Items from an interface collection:

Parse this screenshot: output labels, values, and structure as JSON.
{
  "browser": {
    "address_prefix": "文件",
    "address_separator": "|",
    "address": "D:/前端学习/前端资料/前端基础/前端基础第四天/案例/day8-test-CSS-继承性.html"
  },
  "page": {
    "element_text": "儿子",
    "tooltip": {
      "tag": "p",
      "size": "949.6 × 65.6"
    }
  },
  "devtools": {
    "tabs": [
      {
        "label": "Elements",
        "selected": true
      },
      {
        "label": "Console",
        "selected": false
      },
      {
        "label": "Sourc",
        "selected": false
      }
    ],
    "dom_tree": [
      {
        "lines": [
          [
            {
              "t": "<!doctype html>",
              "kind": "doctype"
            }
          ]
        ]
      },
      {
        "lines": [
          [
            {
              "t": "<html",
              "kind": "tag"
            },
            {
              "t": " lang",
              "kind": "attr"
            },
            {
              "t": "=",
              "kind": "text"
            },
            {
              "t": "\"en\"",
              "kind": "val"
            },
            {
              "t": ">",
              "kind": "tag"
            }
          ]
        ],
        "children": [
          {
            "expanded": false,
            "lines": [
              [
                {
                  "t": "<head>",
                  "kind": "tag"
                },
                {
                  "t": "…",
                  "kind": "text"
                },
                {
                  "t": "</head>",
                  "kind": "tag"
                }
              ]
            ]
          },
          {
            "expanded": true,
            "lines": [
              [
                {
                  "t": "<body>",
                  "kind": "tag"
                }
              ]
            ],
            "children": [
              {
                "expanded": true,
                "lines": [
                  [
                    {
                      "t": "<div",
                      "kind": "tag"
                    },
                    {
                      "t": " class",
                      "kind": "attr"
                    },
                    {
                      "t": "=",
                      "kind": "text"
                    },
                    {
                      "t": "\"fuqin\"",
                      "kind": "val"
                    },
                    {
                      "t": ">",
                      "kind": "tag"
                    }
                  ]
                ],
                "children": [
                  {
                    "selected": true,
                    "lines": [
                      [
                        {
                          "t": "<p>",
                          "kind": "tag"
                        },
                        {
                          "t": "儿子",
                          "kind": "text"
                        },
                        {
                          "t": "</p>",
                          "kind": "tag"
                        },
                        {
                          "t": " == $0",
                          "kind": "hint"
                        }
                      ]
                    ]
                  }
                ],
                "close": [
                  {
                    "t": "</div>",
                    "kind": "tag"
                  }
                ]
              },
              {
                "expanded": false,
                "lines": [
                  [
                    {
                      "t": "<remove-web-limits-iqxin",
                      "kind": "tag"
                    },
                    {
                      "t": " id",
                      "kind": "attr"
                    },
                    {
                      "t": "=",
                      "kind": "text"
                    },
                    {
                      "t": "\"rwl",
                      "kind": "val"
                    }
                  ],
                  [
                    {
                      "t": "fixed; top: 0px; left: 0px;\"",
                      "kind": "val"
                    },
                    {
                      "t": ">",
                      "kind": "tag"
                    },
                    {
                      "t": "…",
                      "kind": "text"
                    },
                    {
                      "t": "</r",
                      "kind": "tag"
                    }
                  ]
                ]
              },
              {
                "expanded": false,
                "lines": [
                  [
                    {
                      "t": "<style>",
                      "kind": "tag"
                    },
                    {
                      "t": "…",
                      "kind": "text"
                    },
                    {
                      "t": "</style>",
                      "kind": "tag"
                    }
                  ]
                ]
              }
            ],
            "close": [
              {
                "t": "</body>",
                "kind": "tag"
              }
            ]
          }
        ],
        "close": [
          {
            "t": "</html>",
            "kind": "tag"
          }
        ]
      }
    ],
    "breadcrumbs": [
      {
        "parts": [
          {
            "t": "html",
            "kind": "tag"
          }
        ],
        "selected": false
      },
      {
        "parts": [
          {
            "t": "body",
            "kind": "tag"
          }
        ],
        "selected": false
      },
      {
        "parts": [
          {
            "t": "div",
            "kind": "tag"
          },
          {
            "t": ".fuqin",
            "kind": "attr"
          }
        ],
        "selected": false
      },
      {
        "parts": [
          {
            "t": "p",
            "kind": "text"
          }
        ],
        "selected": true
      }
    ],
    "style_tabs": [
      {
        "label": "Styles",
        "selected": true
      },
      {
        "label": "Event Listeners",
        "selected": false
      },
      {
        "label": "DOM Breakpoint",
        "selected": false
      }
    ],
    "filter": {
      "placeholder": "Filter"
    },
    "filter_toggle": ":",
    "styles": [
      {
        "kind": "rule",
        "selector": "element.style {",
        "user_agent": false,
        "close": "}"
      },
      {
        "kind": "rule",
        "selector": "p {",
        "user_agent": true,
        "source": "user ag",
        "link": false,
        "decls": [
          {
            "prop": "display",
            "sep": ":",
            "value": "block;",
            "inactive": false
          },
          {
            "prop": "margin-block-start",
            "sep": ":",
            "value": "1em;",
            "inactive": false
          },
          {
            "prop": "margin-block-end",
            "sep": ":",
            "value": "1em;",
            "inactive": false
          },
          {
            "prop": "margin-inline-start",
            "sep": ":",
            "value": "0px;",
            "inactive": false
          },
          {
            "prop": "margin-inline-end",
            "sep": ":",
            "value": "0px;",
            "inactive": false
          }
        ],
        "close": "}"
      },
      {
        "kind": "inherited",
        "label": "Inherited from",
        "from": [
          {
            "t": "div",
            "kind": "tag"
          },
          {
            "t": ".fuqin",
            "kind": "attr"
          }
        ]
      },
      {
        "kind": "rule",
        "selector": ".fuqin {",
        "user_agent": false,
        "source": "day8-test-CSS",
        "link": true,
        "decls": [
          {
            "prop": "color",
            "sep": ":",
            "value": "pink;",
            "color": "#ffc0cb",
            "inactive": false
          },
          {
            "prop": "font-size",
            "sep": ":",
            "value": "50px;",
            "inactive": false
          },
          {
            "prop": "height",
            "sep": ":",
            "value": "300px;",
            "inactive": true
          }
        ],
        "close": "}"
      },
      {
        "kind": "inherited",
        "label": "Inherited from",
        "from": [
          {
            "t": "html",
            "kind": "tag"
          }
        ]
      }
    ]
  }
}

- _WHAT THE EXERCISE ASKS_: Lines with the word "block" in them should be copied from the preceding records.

- _OUTPUT OF THE EXERCISE_:
            "value": "block;",
            "prop": "margin-block-start",
            "prop": "margin-block-end",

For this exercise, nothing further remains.